__EXERCISE OBJECTIVE__.
Should an entry contain an image, leave the image out and repeat the entry's text exactly.

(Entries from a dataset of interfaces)
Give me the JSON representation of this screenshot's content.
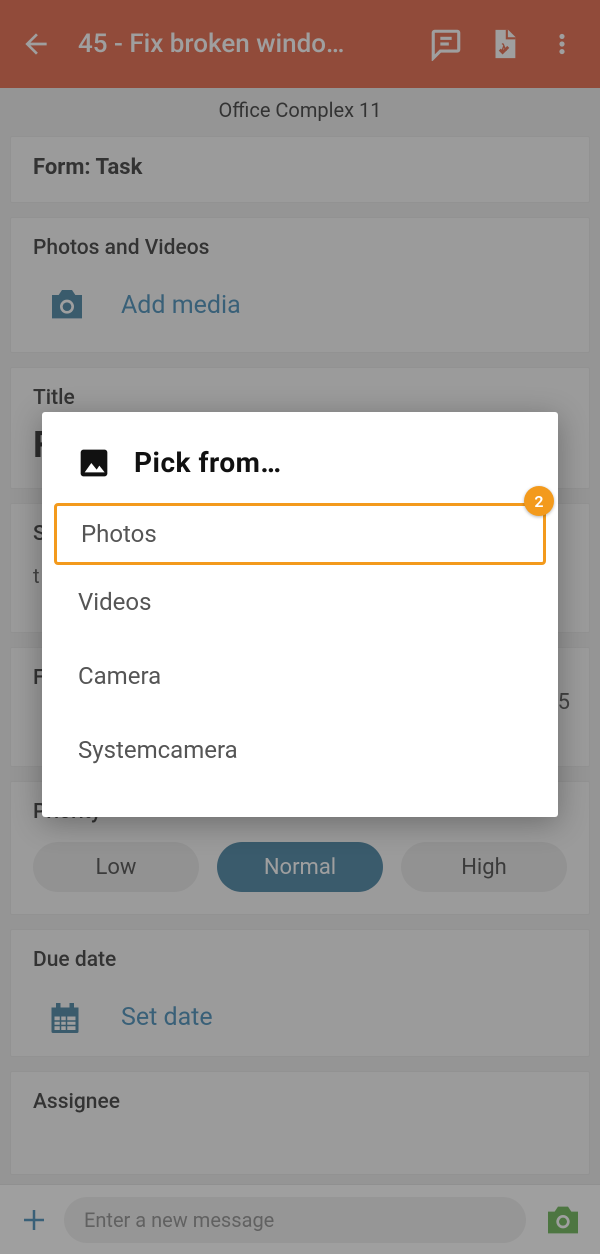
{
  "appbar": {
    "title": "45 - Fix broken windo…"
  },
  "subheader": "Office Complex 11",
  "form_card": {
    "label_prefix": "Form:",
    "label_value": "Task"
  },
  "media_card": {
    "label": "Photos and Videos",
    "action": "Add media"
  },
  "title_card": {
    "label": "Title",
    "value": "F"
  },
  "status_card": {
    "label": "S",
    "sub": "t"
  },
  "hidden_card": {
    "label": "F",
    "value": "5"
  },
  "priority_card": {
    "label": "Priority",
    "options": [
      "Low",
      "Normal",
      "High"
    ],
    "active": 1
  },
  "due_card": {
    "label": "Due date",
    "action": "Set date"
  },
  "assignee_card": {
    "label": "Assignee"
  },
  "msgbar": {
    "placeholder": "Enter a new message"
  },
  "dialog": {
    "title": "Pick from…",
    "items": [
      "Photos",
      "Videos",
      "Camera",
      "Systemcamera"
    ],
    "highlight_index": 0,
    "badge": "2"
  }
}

__TASK RESPONSE__.
Give me the JSON representation of this screenshot's content.
{
  "appbar": {
    "title": "45 - Fix broken windo…"
  },
  "subheader": "Office Complex 11",
  "form_card": {
    "label_prefix": "Form:",
    "label_value": "Task"
  },
  "media_card": {
    "label": "Photos and Videos",
    "action": "Add media"
  },
  "title_card": {
    "label": "Title",
    "value": "F"
  },
  "status_card": {
    "label": "S",
    "sub": "t"
  },
  "hidden_card": {
    "label": "F",
    "value": "5"
  },
  "priority_card": {
    "label": "Priority",
    "options": [
      "Low",
      "Normal",
      "High"
    ],
    "active": 1
  },
  "due_card": {
    "label": "Due date",
    "action": "Set date"
  },
  "assignee_card": {
    "label": "Assignee"
  },
  "msgbar": {
    "placeholder": "Enter a new message"
  },
  "dialog": {
    "title": "Pick from…",
    "items": [
      "Photos",
      "Videos",
      "Camera",
      "Systemcamera"
    ],
    "highlight_index": 0,
    "badge": "2"
  }
}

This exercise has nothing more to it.